Children's Literature @ NYPL
Booktalking "A Young Dancer: the Life of an Ailey Student" by Valerie Gladstone
Four hours of homework a night, dance three times a week... and school. But it is worth it for one thirteen-year-old dancer who has been dancing since she was four. Dancing makes her feel free, and she loves expressing her emotions through movement. Her Ailey friends keep her company in the dance studio, and she chats with another set of friends at school. She loves being in the dance studio, and she may become a professional dancer one day.
It took years for the girl to get all of the way down to the floor in a split, and she stretches every night to retain her flexibility. She studies ballet, jazz, modern, West African, Horton dance (named for Lester Horton, Alvin Ailey's mentor), and Limon dance (named for choreographer Jose Limon).
When not in the dance studio, she studies Greek mythology in school and the violin at home. Playing the violin helps her understand the music that she dances to in ballet since it is written by the same composers. She is excited to advance to the next level in dance and expand her kinesthetic skills.
I was very surprised and delighted to find this book on the shelves of the Grand Concourse Library children's room while browsing for books about dance. Who knew that I could find a book about a dancer who is enrolled in the Alvin Ailey dance school, which is affiliated with The Ailey Extension, my new dance studio!? I love the feel of that dance facility; everyone is nice and polite and excited about dance.
Alvin Ailey founded the Alvin Ailey American Dance Theatre in 1958, which is an African American dance troupe, and he founded The Ailey School in 1969. In 2004, the dance company moved to The Joan Weill Center for Dance at 405 W. 55th Street (at 9th Avenue), which is the largest building devoted entirely to dance in the United States. Their web site features art and design similar to that which adorns the outside and inside of the building, and it gives customers the same feeling that they get when they walk into the building.
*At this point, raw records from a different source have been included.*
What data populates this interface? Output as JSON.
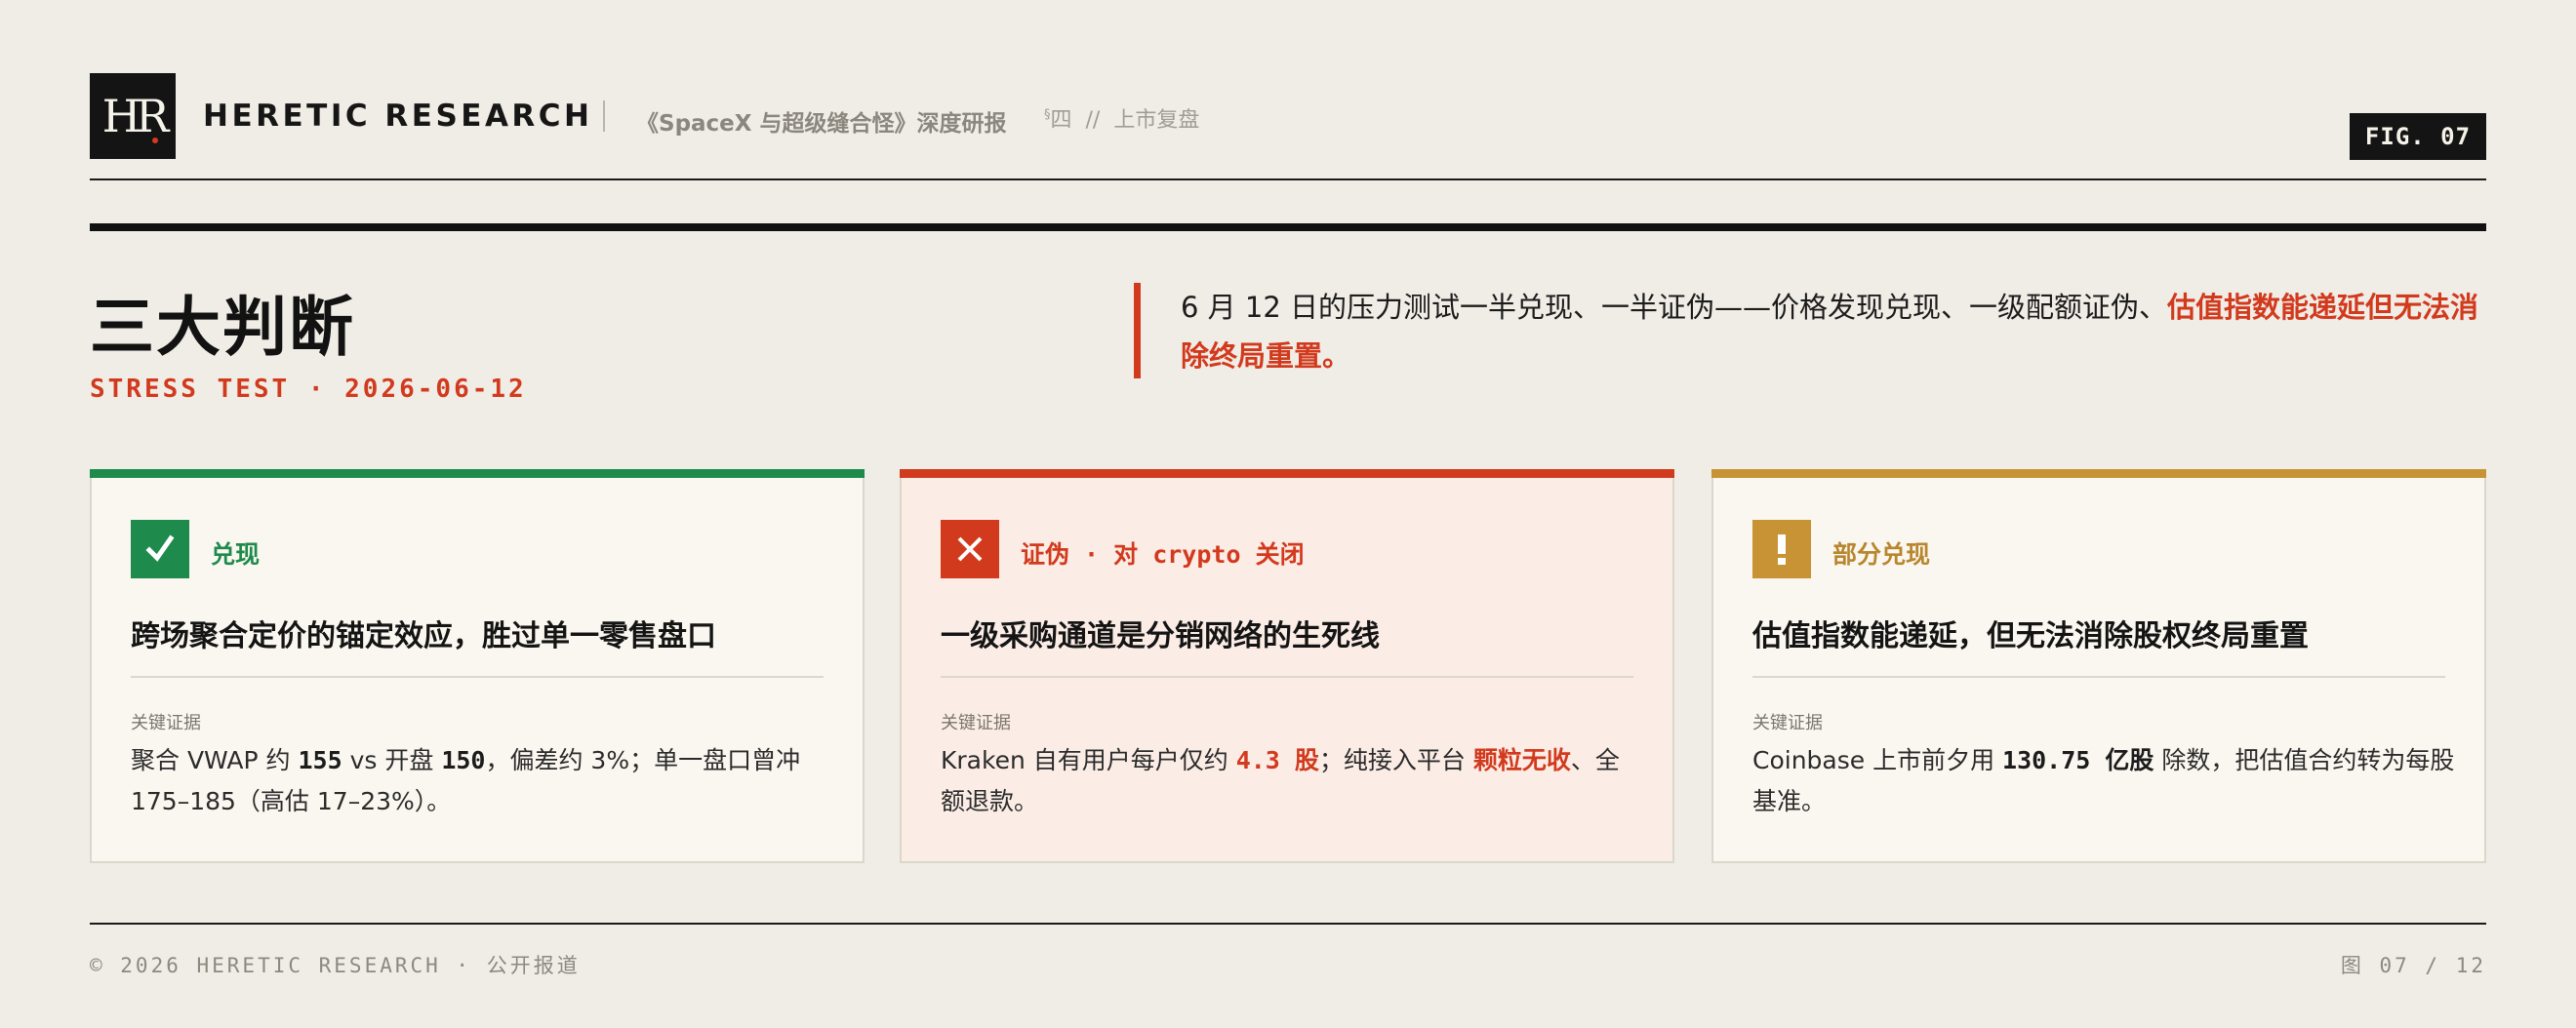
{
  "header": {
    "logo": "HR",
    "brand": "HERETIC RESEARCH",
    "report_title": "《SpaceX 与超级缝合怪》深度研报",
    "section_mark": "§",
    "section_num": "四",
    "section_sep": "//",
    "section_name": "上市复盘",
    "fig_label": "FIG. 07"
  },
  "title": {
    "main": "三大判断",
    "sub": "STRESS TEST · 2026-06-12"
  },
  "quote": {
    "text": "6 月 12 日的压力测试一半兑现、一半证伪——价格发现兑现、一级配额证伪、",
    "highlight": "估值指数能递延但无法消除终局重置。"
  },
  "cards": [
    {
      "verdict": "兑现",
      "icon": "check-icon",
      "heading": "跨场聚合定价的锚定效应，胜过单一零售盘口",
      "evidence_label": "关键证据",
      "evidence": {
        "t1": "聚合 VWAP 约 ",
        "v1": "155",
        "t2": " vs 开盘 ",
        "v2": "150",
        "t3": "，偏差约 3%；单一盘口曾冲 175–185（高估 17–23%）。"
      }
    },
    {
      "verdict": "证伪 · 对 crypto 关闭",
      "icon": "cross-icon",
      "heading": "一级采购通道是分销网络的生死线",
      "evidence_label": "关键证据",
      "evidence": {
        "t1": "Kraken 自有用户每户仅约 ",
        "v1": "4.3 股",
        "t2": "；纯接入平台 ",
        "v2": "颗粒无收",
        "t3": "、全额退款。"
      }
    },
    {
      "verdict": "部分兑现",
      "icon": "exclamation-icon",
      "heading": "估值指数能递延，但无法消除股权终局重置",
      "evidence_label": "关键证据",
      "evidence": {
        "t1": "Coinbase 上市前夕用 ",
        "v1": "130.75 亿股",
        "t2": " 除数，把估值合约转为每股基准。"
      }
    }
  ],
  "footer": {
    "left": "© 2026 HERETIC RESEARCH · 公开报道",
    "right": "图 07 / 12"
  },
  "colors": {
    "accent_red": "#d23a1e",
    "green": "#1e8a4c",
    "gold": "#c79334",
    "ink": "#141414",
    "paper": "#f0ede6"
  }
}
I took an amazing West African dance class on Saturday morning, and I have discovered a love that I did not know that I harbor for African dance. I love the jumping, enthusiasm and energy incumbent in that style of dance. It is active, but not exhausting. I find it to be very fun and exhilarating. With West African dance, it seems that most everything involves jumping. I am interested in trying their Samba/Afro-Brazilian classes, as well. Many of the instructors at The Ailey Extension are former professional dancers.